Scott Sullivan, diagnosed with leptomeningeal carcinomatosis which is a rare form of cancer, was given two weeks to live.
In early August, 50-year-old Scott Sullivan of Somerset, Kentucky, was diagnosed with leptomeningeal carcinomatosis, a rare form of cancer. He was admitted to the hospital after his lab results displayed some abnormalities. Leptomeningeal carcinomatosis is a complication of cancer in which the disease spreads to the membranes surrounding the brain and spinal cord. As per the National Institutes of Health, patients do not have long to live once they contract the disease. Even with treatment, overall survival is only two to four months on average. Doctors gave Sullivan two weeks to live and promptly discharged him to hospice care. When his nurse found out he desperately wanted to watch his son Cade Sullivan play the first football game of his sophomore year at Pulaski County High School, she did everything in her power to ensure it happens, CNN reports.
Sullivan's nurse, Jerree Humphrey of Hospice of Lake Cumberland, had developed a close friendship with him quite quickly. Coincidentally, both of them have children around the same age who play sports at rival schools. Though she wanted to oblige his request, she originally did not recommend traveling to his son's school for his football game. This is especially because the match was an away game, scheduled to take place in Belfry, which is about a three-and-a-half-hour drive away. It would have definitely been impractical for a hospice patient. Humphrey explained, "I thought you know you're talking seven or eight hours in the car and I said I don't know how safe that would be or how realistic."

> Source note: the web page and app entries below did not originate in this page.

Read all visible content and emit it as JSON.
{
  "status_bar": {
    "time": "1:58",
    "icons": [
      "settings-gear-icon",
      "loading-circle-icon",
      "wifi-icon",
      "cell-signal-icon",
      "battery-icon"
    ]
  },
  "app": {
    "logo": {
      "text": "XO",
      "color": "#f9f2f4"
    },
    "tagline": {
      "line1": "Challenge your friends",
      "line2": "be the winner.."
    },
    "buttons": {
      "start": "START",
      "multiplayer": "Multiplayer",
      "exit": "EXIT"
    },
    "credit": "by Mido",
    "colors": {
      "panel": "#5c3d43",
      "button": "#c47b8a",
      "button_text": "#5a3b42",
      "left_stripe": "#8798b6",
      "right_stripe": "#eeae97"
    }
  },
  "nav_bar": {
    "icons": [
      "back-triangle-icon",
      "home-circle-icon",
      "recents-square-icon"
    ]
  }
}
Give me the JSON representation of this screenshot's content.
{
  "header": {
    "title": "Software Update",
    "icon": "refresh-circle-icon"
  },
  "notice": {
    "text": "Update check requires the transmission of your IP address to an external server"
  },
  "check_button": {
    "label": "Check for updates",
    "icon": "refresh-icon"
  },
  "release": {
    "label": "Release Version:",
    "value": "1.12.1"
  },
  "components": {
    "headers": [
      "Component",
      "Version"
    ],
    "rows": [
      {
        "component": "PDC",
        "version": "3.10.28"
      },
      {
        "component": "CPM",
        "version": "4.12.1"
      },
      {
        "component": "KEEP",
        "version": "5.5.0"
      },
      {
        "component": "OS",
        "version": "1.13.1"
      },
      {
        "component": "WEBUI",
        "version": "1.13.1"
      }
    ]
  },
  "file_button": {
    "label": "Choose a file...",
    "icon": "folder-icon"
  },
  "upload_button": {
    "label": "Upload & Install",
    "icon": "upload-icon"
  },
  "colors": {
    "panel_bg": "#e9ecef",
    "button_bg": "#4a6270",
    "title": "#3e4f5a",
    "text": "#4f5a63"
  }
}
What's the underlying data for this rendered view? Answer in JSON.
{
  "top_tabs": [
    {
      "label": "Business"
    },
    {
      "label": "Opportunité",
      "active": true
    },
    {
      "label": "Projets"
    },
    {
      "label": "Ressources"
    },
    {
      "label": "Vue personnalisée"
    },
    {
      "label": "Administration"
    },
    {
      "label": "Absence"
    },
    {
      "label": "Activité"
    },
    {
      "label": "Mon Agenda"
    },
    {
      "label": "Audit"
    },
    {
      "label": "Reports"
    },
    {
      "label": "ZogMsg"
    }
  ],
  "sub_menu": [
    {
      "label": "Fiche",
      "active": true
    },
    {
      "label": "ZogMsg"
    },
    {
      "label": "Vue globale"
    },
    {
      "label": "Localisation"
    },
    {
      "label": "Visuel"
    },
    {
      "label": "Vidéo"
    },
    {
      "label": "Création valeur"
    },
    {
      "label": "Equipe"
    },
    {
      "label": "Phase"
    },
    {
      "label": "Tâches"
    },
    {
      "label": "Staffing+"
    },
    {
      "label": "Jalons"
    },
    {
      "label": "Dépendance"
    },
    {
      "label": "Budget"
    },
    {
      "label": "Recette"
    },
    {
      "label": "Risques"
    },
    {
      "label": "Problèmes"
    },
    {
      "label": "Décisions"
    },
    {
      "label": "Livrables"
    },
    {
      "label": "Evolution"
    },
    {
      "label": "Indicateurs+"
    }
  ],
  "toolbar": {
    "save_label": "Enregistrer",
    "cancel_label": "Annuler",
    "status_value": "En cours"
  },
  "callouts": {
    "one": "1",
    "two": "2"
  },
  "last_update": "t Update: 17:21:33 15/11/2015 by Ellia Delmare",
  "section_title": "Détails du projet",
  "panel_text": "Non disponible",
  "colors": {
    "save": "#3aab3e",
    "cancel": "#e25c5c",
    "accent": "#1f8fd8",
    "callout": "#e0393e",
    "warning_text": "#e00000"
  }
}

However, the nurse was not satisfied with denying Sullivan the privilege of watching his son's football game. So, she reached out to a local airport to see what she could do. Soon enough, Dr. Denny Brummett, a local dentist, offered to fly the patient to the game—on his personal plane, no less. Of course, the father was absolutely overcome with joy. "Words could not be put into sentences or phrases to describe how I felt at that time," he shared. "I was just so happy to see my son." On September 11, Dr. Brummett kept his word. He, along with Sullivan, Sullivan's girlfriend, and Humphrey boarded the dentist's plane to Belfry on game day.
When the group arrived, as an extra precaution, they sat on a hill far away from the rest of the attendees. And when Sullivan's son saw him at the game, he ran all the way up the hill and hugged him as tight as he could. The emotional father said it was a magical moment as they were able to create a memory that "his son will always be able to remember when he's gone." Humphrey said of the moment, "You could just not help but cry. He just embraced him so hard and was just so thankful for him to be there." Now, Sullivan hopes to make it to his son's next football game on Saturday.